WHAT YOU WILL DO
Nothing but the lines from the one including "Extract the structured" through the last line of the entries, restated exactly, should appear in the answer; omit the pictures.

SUPPLIED MATERIAL
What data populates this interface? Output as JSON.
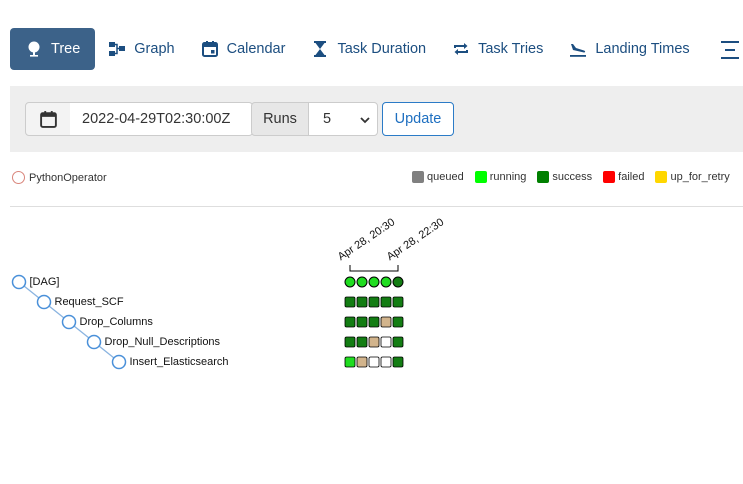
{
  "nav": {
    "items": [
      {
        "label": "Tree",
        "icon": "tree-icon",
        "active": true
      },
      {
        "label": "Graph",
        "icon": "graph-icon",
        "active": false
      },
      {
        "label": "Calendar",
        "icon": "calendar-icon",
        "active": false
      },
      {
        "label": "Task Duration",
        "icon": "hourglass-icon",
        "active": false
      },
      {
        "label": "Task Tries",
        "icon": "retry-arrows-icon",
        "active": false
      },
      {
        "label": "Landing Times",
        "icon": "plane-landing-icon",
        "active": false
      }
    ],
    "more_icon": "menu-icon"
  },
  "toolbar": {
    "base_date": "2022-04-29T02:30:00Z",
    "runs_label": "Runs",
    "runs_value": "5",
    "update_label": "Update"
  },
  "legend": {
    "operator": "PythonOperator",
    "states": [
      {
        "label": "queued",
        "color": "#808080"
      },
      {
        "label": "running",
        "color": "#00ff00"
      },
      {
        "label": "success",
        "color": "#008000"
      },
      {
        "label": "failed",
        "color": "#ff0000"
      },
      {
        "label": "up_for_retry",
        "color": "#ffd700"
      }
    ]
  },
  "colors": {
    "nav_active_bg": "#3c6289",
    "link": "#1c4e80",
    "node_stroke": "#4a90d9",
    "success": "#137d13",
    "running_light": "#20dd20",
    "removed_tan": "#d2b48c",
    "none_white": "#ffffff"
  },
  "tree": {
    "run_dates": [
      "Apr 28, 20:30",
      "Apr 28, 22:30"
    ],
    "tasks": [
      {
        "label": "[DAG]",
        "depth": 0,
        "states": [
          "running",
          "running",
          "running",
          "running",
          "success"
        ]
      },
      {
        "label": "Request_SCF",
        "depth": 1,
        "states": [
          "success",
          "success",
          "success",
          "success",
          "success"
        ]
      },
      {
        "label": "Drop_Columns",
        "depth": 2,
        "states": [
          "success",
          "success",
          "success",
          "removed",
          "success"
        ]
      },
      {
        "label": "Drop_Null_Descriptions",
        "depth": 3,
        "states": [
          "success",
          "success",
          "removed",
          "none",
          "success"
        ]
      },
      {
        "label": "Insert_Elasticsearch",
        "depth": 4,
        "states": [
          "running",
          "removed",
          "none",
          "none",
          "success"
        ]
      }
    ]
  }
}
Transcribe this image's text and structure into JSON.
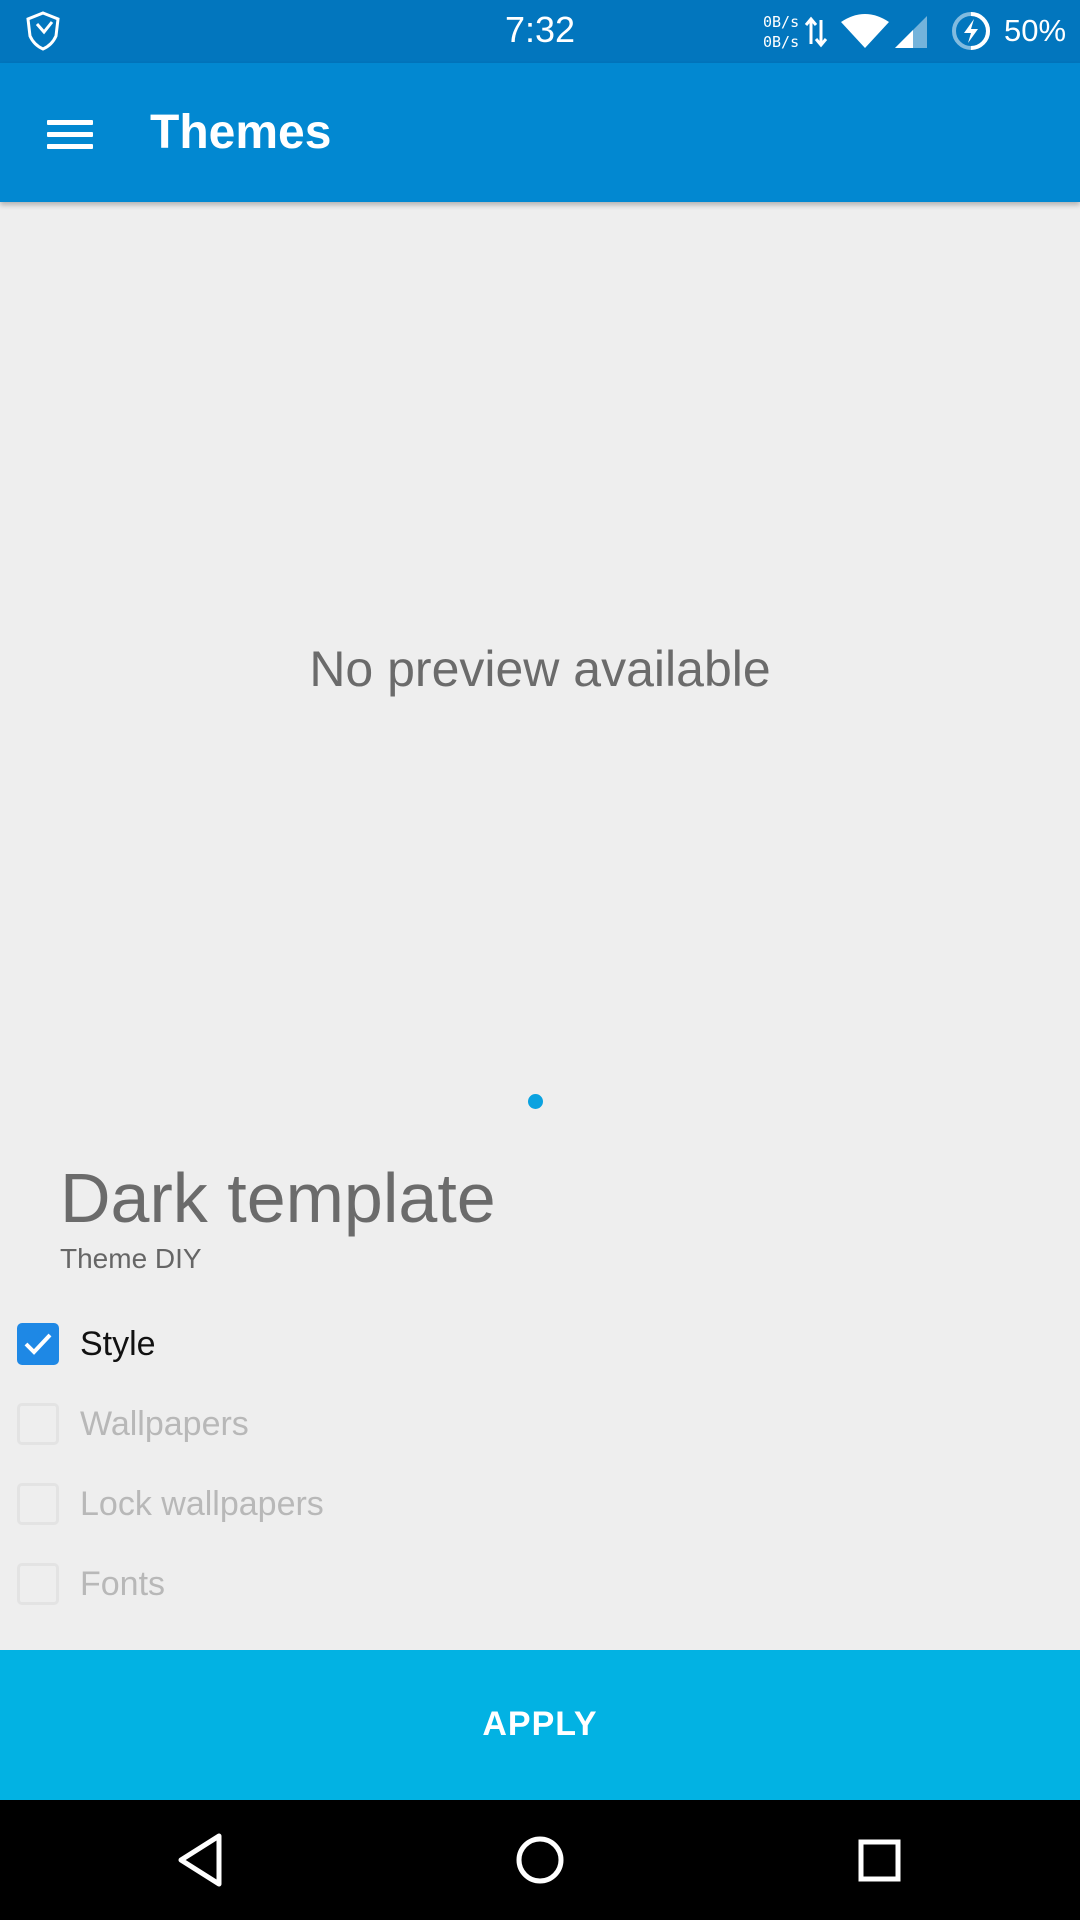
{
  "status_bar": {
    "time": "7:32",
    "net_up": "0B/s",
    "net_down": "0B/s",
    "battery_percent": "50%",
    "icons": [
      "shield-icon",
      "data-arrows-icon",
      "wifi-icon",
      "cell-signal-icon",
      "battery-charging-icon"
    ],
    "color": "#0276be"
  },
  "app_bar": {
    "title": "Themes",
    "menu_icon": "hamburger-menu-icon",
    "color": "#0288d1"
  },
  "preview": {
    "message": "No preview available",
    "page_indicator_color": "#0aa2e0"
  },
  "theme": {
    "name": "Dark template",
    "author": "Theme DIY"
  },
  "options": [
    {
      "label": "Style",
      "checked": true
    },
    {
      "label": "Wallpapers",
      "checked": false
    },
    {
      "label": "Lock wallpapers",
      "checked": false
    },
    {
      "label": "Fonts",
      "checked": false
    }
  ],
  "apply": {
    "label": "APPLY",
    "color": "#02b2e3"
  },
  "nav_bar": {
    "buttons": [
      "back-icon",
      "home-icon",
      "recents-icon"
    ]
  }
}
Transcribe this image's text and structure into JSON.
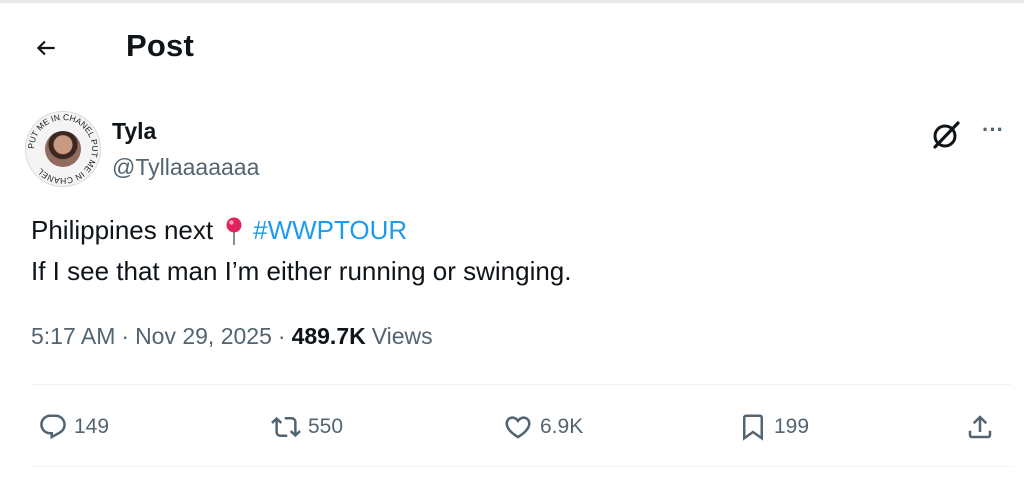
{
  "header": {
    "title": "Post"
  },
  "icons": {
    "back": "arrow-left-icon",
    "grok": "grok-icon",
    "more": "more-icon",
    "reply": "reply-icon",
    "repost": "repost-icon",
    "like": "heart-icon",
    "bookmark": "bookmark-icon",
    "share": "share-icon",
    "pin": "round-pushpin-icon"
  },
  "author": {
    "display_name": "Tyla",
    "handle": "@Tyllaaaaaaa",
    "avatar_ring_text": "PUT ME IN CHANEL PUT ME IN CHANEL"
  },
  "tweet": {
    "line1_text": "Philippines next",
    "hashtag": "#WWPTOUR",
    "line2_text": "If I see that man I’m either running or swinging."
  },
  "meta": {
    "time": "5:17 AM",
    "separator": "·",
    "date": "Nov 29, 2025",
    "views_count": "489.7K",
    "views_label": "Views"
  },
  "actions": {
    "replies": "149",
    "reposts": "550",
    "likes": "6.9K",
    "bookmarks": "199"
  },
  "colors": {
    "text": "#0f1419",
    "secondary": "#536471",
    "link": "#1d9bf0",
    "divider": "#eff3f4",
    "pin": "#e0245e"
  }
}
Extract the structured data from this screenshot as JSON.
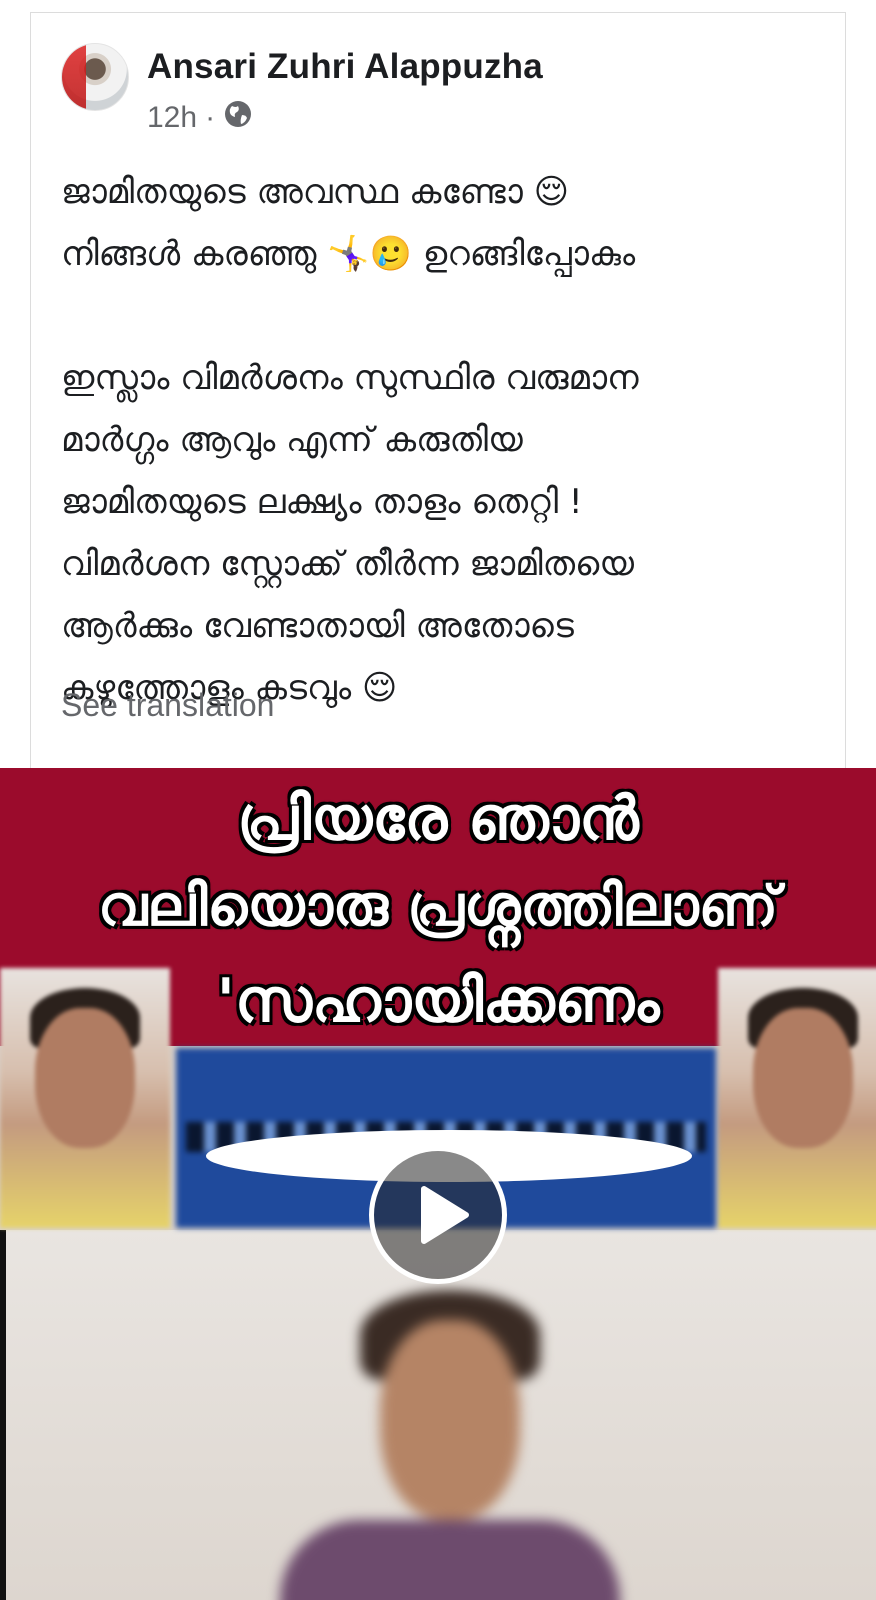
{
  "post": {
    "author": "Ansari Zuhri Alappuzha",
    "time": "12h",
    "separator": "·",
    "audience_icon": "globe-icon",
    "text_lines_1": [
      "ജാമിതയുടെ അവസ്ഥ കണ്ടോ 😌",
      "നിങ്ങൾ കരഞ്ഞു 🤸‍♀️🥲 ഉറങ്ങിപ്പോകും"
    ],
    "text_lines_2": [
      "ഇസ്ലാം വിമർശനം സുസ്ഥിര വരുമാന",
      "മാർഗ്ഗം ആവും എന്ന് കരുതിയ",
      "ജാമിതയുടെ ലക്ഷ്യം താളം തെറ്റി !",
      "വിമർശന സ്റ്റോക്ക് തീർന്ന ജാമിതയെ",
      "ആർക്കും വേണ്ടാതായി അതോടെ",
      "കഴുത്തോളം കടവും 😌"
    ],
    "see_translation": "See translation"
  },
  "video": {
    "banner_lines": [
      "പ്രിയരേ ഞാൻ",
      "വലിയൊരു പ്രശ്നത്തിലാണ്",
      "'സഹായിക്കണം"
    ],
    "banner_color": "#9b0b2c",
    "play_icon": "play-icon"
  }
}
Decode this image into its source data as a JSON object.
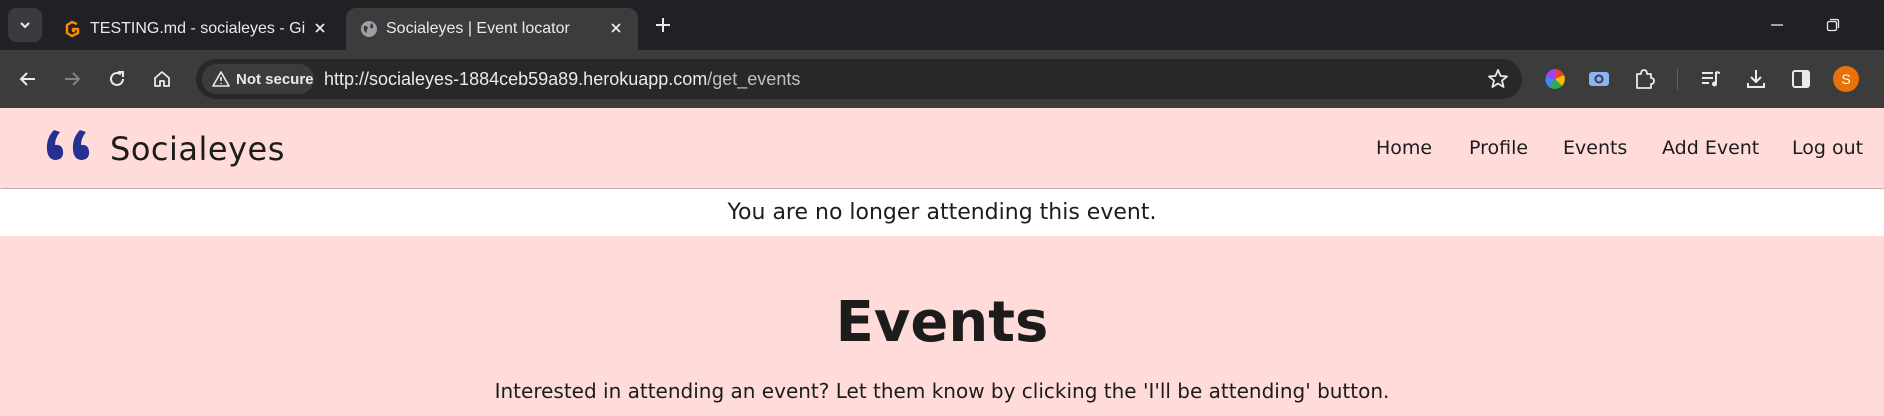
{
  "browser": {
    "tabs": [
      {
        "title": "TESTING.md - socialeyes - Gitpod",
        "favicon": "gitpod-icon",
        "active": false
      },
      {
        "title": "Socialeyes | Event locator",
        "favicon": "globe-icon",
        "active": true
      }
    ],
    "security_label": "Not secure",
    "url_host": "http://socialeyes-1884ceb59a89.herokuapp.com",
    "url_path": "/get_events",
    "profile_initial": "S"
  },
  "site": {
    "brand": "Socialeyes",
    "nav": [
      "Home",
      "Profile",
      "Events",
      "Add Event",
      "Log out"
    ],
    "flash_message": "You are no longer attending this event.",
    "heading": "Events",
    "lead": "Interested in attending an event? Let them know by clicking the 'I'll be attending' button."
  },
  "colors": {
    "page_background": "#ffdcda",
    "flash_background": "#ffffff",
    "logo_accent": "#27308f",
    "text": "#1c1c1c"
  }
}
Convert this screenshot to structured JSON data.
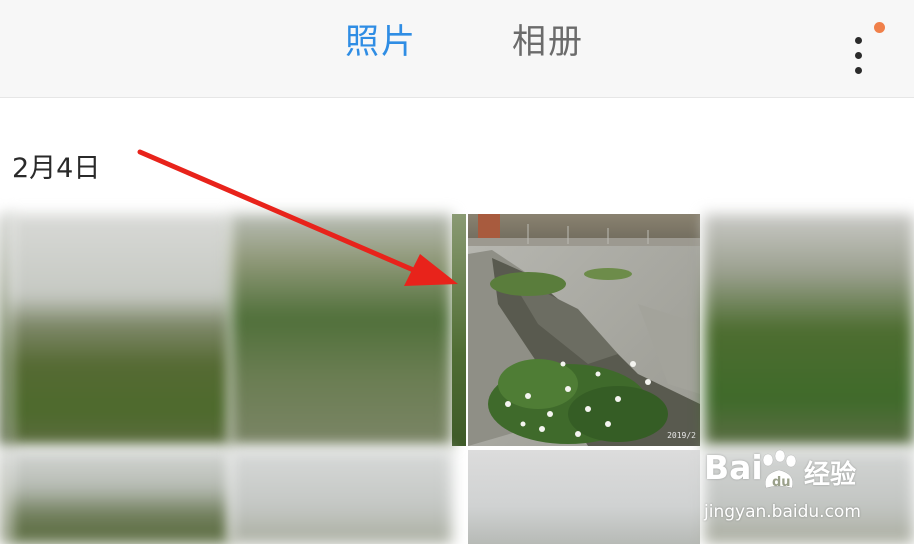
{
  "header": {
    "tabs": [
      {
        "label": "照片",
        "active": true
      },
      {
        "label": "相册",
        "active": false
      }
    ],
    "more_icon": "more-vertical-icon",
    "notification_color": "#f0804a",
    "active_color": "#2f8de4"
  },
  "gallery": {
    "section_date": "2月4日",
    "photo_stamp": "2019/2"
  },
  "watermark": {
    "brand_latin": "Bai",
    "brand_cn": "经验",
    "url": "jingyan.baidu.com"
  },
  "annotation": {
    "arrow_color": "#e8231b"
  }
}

WRITTEN RESPONSE
Extract the structured data from this screenshot as JSON.
{
  "post": {
    "author": "Ansari Zuhri Alappuzha",
    "time": "12h",
    "separator": "·",
    "audience_icon": "globe-icon",
    "text_lines_1": [
      "ജാമിതയുടെ അവസ്ഥ കണ്ടോ 😌",
      "നിങ്ങൾ കരഞ്ഞു 🤸‍♀️🥲 ഉറങ്ങിപ്പോകും"
    ],
    "text_lines_2": [
      "ഇസ്ലാം വിമർശനം സുസ്ഥിര വരുമാന",
      "മാർഗ്ഗം ആവും എന്ന് കരുതിയ",
      "ജാമിതയുടെ ലക്ഷ്യം താളം തെറ്റി !",
      "വിമർശന സ്റ്റോക്ക് തീർന്ന ജാമിതയെ",
      "ആർക്കും വേണ്ടാതായി അതോടെ",
      "കഴുത്തോളം കടവും 😌"
    ],
    "see_translation": "See translation"
  },
  "video": {
    "banner_lines": [
      "പ്രിയരേ ഞാൻ",
      "വലിയൊരു പ്രശ്നത്തിലാണ്",
      "'സഹായിക്കണം"
    ],
    "banner_color": "#9b0b2c",
    "play_icon": "play-icon"
  }
}
Decode this image into its source data as a JSON object.
{
  "browser": {
    "tabs": [
      {
        "title": "TESTING.md - socialeyes - Gitpod",
        "favicon": "gitpod-icon",
        "active": false
      },
      {
        "title": "Socialeyes | Event locator",
        "favicon": "globe-icon",
        "active": true
      }
    ],
    "security_label": "Not secure",
    "url_host": "http://socialeyes-1884ceb59a89.herokuapp.com",
    "url_path": "/get_events",
    "profile_initial": "S"
  },
  "site": {
    "brand": "Socialeyes",
    "nav": [
      "Home",
      "Profile",
      "Events",
      "Add Event",
      "Log out"
    ],
    "flash_message": "You are no longer attending this event.",
    "heading": "Events",
    "lead": "Interested in attending an event? Let them know by clicking the 'I'll be attending' button."
  },
  "colors": {
    "page_background": "#ffdcda",
    "flash_background": "#ffffff",
    "logo_accent": "#27308f",
    "text": "#1c1c1c"
  }
}
Convert this screenshot to structured JSON data.
{
  "header": {
    "tabs": [
      {
        "label": "照片",
        "active": true
      },
      {
        "label": "相册",
        "active": false
      }
    ],
    "more_icon": "more-vertical-icon",
    "notification_color": "#f0804a",
    "active_color": "#2f8de4"
  },
  "gallery": {
    "section_date": "2月4日",
    "photo_stamp": "2019/2"
  },
  "watermark": {
    "brand_latin": "Bai",
    "brand_cn": "经验",
    "url": "jingyan.baidu.com"
  },
  "annotation": {
    "arrow_color": "#e8231b"
  }
}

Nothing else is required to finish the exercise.